▶ **Your assignment**
Everything in the listing below must be set down again exactly.

▶ **Exercise material**
▬▬▬

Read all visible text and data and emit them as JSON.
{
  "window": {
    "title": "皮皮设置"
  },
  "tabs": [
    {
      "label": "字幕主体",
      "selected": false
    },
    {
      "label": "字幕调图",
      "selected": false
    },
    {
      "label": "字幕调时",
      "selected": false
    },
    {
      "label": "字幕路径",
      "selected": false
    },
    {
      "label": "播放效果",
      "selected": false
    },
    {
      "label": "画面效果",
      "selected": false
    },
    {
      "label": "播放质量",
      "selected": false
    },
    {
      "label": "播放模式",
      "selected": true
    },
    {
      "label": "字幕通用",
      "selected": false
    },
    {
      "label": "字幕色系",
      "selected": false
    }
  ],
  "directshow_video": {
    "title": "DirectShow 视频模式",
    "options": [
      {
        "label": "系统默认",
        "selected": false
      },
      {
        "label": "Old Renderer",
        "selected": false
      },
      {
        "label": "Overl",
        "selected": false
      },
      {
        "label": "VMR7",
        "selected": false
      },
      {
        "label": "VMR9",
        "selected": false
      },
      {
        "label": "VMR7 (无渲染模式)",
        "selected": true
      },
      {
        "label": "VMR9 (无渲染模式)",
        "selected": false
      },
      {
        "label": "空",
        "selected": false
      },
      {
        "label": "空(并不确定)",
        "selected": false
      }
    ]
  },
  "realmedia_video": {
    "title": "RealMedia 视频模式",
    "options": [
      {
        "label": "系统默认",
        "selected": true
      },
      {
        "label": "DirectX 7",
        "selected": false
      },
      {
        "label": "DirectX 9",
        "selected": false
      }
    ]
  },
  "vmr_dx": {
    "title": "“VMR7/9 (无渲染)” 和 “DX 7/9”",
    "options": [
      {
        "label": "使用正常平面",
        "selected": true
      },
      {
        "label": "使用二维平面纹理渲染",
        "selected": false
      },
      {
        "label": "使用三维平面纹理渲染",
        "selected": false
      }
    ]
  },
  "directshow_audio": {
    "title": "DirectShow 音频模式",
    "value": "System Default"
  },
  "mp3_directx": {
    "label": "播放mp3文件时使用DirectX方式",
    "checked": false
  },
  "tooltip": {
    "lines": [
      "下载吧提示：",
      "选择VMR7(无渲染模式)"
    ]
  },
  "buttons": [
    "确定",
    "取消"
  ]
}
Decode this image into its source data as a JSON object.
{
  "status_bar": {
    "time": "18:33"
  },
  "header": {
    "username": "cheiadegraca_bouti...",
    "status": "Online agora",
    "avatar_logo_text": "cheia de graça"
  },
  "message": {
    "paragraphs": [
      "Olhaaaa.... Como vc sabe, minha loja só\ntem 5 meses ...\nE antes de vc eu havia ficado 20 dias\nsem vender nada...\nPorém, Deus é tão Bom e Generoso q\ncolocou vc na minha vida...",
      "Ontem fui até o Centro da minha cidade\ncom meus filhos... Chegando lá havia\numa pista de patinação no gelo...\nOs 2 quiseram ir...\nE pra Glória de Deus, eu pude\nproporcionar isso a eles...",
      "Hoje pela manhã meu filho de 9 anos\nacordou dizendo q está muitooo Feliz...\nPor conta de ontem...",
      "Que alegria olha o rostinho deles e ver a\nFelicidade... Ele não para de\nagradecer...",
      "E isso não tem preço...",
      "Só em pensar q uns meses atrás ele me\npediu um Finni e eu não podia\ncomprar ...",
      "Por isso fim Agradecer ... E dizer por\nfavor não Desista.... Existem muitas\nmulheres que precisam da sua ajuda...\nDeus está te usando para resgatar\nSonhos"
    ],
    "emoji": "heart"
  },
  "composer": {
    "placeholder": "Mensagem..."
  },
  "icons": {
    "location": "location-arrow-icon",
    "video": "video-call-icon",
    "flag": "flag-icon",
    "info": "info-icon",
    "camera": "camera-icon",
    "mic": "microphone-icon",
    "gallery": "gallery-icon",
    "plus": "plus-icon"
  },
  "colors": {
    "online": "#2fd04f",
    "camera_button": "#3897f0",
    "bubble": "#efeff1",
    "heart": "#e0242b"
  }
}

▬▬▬

▶ **Solution below**
Read all visible text and data and emit them as JSON.
{
  "window": {
    "title": "皮皮设置"
  },
  "tabs": [
    {
      "label": "字幕主体",
      "selected": false
    },
    {
      "label": "字幕调图",
      "selected": false
    },
    {
      "label": "字幕调时",
      "selected": false
    },
    {
      "label": "字幕路径",
      "selected": false
    },
    {
      "label": "播放效果",
      "selected": false
    },
    {
      "label": "画面效果",
      "selected": false
    },
    {
      "label": "播放质量",
      "selected": false
    },
    {
      "label": "播放模式",
      "selected": true
    },
    {
      "label": "字幕通用",
      "selected": false
    },
    {
      "label": "字幕色系",
      "selected": false
    }
  ],
  "directshow_video": {
    "title": "DirectShow 视频模式",
    "options": [
      {
        "label": "系统默认",
        "selected": false
      },
      {
        "label": "Old Renderer",
        "selected": false
      },
      {
        "label": "Overl",
        "selected": false
      },
      {
        "label": "VMR7",
        "selected": false
      },
      {
        "label": "VMR9",
        "selected": false
      },
      {
        "label": "VMR7 (无渲染模式)",
        "selected": true
      },
      {
        "label": "VMR9 (无渲染模式)",
        "selected": false
      },
      {
        "label": "空",
        "selected": false
      },
      {
        "label": "空(并不确定)",
        "selected": false
      }
    ]
  },
  "realmedia_video": {
    "title": "RealMedia 视频模式",
    "options": [
      {
        "label": "系统默认",
        "selected": true
      },
      {
        "label": "DirectX 7",
        "selected": false
      },
      {
        "label": "DirectX 9",
        "selected": false
      }
    ]
  },
  "vmr_dx": {
    "title": "“VMR7/9 (无渲染)” 和 “DX 7/9”",
    "options": [
      {
        "label": "使用正常平面",
        "selected": true
      },
      {
        "label": "使用二维平面纹理渲染",
        "selected": false
      },
      {
        "label": "使用三维平面纹理渲染",
        "selected": false
      }
    ]
  },
  "directshow_audio": {
    "title": "DirectShow 音频模式",
    "value": "System Default"
  },
  "mp3_directx": {
    "label": "播放mp3文件时使用DirectX方式",
    "checked": false
  },
  "tooltip": {
    "lines": [
      "下载吧提示：",
      "选择VMR7(无渲染模式)"
    ]
  },
  "buttons": [
    "确定",
    "取消"
  ]
}
Decode this image into its source data as a JSON object.
{
  "status_bar": {
    "time": "18:33"
  },
  "header": {
    "username": "cheiadegraca_bouti...",
    "status": "Online agora",
    "avatar_logo_text": "cheia de graça"
  },
  "message": {
    "paragraphs": [
      "Olhaaaa.... Como vc sabe, minha loja só\ntem 5 meses ...\nE antes de vc eu havia ficado 20 dias\nsem vender nada...\nPorém, Deus é tão Bom e Generoso q\ncolocou vc na minha vida...",
      "Ontem fui até o Centro da minha cidade\ncom meus filhos... Chegando lá havia\numa pista de patinação no gelo...\nOs 2 quiseram ir...\nE pra Glória de Deus, eu pude\nproporcionar isso a eles...",
      "Hoje pela manhã meu filho de 9 anos\nacordou dizendo q está muitooo Feliz...\nPor conta de ontem...",
      "Que alegria olha o rostinho deles e ver a\nFelicidade... Ele não para de\nagradecer...",
      "E isso não tem preço...",
      "Só em pensar q uns meses atrás ele me\npediu um Finni e eu não podia\ncomprar ...",
      "Por isso fim Agradecer ... E dizer por\nfavor não Desista.... Existem muitas\nmulheres que precisam da sua ajuda...\nDeus está te usando para resgatar\nSonhos"
    ],
    "emoji": "heart"
  },
  "composer": {
    "placeholder": "Mensagem..."
  },
  "icons": {
    "location": "location-arrow-icon",
    "video": "video-call-icon",
    "flag": "flag-icon",
    "info": "info-icon",
    "camera": "camera-icon",
    "mic": "microphone-icon",
    "gallery": "gallery-icon",
    "plus": "plus-icon"
  },
  "colors": {
    "online": "#2fd04f",
    "camera_button": "#3897f0",
    "bubble": "#efeff1",
    "heart": "#e0242b"
  }
}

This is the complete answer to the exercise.